[Interface dataset entries]
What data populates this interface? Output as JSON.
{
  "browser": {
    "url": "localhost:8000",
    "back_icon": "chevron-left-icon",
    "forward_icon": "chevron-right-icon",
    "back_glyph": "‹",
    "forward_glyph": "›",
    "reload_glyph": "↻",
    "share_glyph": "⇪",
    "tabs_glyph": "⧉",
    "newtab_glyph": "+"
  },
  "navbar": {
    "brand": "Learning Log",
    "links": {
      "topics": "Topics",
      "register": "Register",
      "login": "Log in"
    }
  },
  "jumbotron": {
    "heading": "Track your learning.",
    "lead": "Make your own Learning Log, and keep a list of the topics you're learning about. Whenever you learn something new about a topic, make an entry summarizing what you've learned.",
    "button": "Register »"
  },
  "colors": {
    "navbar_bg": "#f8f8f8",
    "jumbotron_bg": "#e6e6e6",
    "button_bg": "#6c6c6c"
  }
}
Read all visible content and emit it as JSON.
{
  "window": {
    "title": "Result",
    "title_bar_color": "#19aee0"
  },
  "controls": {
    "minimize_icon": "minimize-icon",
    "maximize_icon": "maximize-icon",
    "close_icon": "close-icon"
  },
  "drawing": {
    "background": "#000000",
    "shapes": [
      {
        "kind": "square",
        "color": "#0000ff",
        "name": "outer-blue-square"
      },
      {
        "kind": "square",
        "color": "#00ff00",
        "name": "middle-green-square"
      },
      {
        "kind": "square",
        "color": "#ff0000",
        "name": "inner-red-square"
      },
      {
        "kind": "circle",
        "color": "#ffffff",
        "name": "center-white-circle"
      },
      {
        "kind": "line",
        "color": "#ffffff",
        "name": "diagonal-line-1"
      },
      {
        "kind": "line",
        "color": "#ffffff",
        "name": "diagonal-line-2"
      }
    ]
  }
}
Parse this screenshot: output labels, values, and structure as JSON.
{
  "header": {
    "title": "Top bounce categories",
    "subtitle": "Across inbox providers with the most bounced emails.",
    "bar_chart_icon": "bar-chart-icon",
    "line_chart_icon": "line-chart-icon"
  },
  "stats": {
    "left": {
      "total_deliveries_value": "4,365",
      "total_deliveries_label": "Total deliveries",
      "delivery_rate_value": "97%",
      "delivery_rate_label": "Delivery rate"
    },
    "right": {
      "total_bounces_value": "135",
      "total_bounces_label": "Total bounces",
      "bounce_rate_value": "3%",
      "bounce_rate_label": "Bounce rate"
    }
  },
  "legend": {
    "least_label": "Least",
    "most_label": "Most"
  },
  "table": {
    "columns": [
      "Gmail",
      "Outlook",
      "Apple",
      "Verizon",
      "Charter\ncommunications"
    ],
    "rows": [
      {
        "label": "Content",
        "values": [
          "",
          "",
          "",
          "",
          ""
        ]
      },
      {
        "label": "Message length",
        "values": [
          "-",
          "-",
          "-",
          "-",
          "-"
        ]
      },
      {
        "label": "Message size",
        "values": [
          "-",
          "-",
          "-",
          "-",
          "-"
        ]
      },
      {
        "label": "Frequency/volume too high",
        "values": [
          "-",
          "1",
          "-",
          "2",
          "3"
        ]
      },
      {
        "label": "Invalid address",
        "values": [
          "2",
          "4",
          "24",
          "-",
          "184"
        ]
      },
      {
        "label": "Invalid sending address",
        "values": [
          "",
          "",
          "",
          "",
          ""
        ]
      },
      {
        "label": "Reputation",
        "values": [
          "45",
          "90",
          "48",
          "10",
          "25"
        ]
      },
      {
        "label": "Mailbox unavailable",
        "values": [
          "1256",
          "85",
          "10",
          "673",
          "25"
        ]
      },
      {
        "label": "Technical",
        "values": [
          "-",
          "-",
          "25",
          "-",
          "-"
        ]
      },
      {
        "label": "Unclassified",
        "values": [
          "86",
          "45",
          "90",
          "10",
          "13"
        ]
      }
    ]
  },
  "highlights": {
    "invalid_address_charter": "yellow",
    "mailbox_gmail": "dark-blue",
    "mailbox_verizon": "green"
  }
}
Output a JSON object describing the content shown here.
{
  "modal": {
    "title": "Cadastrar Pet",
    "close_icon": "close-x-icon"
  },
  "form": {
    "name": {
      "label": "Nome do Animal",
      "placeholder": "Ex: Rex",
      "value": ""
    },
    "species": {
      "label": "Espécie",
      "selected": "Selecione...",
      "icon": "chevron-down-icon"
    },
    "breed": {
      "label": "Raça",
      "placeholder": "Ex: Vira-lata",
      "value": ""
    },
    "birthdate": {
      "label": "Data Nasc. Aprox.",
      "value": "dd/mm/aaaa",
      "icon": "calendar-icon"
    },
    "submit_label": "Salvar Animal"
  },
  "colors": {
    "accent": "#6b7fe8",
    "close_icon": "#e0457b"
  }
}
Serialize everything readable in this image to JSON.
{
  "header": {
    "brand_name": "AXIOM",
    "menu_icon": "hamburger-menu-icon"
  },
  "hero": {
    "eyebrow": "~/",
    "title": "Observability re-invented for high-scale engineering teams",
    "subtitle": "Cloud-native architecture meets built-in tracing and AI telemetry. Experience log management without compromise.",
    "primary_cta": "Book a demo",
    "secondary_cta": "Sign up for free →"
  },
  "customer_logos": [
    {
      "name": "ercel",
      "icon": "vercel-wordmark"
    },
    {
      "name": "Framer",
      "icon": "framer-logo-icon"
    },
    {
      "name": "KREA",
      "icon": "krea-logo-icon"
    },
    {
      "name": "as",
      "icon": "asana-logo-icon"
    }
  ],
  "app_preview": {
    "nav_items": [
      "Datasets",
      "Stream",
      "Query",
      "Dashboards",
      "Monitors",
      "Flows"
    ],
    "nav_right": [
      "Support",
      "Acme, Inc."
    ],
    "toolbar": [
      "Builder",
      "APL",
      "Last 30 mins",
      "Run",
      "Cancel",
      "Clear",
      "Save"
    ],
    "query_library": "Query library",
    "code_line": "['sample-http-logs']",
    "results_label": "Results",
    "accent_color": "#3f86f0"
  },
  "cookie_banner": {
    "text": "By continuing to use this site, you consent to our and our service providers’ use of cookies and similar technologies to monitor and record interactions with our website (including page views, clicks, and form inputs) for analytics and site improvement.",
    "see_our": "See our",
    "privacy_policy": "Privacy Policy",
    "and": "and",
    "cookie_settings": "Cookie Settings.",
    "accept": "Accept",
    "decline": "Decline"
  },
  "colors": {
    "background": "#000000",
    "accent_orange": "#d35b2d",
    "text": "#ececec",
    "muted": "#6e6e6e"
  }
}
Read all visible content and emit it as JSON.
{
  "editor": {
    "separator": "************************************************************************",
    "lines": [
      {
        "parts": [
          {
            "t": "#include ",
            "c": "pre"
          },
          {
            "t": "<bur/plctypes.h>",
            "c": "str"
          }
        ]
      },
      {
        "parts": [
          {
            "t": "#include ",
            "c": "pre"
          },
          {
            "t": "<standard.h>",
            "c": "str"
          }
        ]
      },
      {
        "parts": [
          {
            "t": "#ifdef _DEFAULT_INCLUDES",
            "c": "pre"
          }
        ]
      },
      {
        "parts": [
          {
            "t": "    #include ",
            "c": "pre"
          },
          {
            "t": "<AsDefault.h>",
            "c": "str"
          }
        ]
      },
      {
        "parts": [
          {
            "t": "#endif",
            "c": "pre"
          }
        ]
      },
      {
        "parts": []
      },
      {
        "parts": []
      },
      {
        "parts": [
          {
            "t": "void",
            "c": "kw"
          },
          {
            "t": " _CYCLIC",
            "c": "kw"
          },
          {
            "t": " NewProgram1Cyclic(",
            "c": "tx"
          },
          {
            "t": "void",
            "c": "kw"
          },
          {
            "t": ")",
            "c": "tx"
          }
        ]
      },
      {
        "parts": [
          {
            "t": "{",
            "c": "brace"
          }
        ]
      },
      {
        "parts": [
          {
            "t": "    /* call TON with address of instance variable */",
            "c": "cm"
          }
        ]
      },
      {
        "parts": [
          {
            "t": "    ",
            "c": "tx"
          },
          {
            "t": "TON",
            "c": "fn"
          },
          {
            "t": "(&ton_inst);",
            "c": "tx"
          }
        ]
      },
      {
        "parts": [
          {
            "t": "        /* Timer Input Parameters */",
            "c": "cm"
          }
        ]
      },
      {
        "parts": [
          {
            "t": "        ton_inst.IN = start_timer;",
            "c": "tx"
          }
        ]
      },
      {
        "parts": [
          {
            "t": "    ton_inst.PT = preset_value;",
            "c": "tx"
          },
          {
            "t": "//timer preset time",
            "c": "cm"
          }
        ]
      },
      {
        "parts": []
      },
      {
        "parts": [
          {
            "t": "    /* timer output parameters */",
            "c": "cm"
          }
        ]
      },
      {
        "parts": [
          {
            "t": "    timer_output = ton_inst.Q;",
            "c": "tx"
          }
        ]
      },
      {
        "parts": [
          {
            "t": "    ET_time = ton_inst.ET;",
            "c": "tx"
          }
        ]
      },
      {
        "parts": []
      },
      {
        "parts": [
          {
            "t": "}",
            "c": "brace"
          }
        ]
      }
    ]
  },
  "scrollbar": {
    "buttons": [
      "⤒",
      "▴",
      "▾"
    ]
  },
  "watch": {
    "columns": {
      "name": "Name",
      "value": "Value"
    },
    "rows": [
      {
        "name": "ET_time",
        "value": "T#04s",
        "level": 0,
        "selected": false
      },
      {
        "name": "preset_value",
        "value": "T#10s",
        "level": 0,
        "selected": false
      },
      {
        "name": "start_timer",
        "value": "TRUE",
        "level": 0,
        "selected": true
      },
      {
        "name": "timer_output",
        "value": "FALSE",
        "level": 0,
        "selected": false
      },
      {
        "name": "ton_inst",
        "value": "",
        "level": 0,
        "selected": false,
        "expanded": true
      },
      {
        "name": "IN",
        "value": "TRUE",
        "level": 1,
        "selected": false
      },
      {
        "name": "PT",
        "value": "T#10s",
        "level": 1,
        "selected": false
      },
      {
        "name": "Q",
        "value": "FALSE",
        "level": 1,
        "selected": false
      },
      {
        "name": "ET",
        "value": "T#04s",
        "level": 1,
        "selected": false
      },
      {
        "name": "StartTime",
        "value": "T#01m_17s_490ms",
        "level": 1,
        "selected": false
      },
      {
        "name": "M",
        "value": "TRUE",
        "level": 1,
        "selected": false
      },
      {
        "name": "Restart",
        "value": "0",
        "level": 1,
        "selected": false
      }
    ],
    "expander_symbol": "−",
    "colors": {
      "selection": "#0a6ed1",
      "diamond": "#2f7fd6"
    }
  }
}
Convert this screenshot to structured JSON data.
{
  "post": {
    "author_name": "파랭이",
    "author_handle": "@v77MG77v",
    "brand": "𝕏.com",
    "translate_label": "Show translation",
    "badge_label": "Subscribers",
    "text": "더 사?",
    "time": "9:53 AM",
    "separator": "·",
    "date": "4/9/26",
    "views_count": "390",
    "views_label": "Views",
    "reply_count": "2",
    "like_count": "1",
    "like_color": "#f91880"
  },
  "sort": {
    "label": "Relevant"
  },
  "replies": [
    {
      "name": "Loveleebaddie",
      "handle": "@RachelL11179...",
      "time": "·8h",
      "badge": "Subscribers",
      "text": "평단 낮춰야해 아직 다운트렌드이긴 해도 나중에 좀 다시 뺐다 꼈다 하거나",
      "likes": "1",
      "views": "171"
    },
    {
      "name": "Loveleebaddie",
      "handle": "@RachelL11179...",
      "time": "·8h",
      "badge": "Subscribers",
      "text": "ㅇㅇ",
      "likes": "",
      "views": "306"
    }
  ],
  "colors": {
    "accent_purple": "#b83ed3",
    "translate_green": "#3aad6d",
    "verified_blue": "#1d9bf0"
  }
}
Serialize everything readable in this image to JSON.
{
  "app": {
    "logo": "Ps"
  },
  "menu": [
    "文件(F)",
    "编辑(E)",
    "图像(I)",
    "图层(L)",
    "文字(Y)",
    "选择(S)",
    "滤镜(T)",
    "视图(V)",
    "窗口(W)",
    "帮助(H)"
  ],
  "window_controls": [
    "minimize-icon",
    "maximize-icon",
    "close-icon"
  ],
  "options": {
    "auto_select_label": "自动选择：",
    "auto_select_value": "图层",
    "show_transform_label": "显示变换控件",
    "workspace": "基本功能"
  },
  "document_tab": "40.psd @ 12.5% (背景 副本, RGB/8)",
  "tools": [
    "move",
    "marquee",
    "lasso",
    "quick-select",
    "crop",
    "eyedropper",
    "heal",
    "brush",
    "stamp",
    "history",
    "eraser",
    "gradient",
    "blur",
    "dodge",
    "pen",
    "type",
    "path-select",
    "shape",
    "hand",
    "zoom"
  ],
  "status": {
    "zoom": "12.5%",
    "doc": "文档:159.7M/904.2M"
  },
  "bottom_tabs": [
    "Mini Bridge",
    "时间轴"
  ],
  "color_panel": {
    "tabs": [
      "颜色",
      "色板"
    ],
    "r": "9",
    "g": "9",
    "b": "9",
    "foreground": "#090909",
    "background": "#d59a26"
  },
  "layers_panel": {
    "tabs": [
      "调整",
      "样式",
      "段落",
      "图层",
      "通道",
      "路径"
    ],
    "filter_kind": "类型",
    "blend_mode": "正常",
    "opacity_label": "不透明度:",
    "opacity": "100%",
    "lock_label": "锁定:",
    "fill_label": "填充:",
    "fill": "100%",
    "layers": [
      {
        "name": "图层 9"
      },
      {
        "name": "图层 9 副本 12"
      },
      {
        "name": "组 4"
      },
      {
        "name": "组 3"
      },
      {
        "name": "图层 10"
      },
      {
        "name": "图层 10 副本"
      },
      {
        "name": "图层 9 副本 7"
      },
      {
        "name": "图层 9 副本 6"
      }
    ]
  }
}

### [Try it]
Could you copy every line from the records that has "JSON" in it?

### [Your response]
What data populates this interface? Output as JSON.
Read all visible content and emit it as JSON.
Parse this screenshot: output labels, values, and structure as JSON.
Output a JSON object describing the content shown here.
Serialize everything readable in this image to JSON.
Read all visible content and emit it as JSON.
Convert this screenshot to structured JSON data.
Serialize everything readable in this image to JSON.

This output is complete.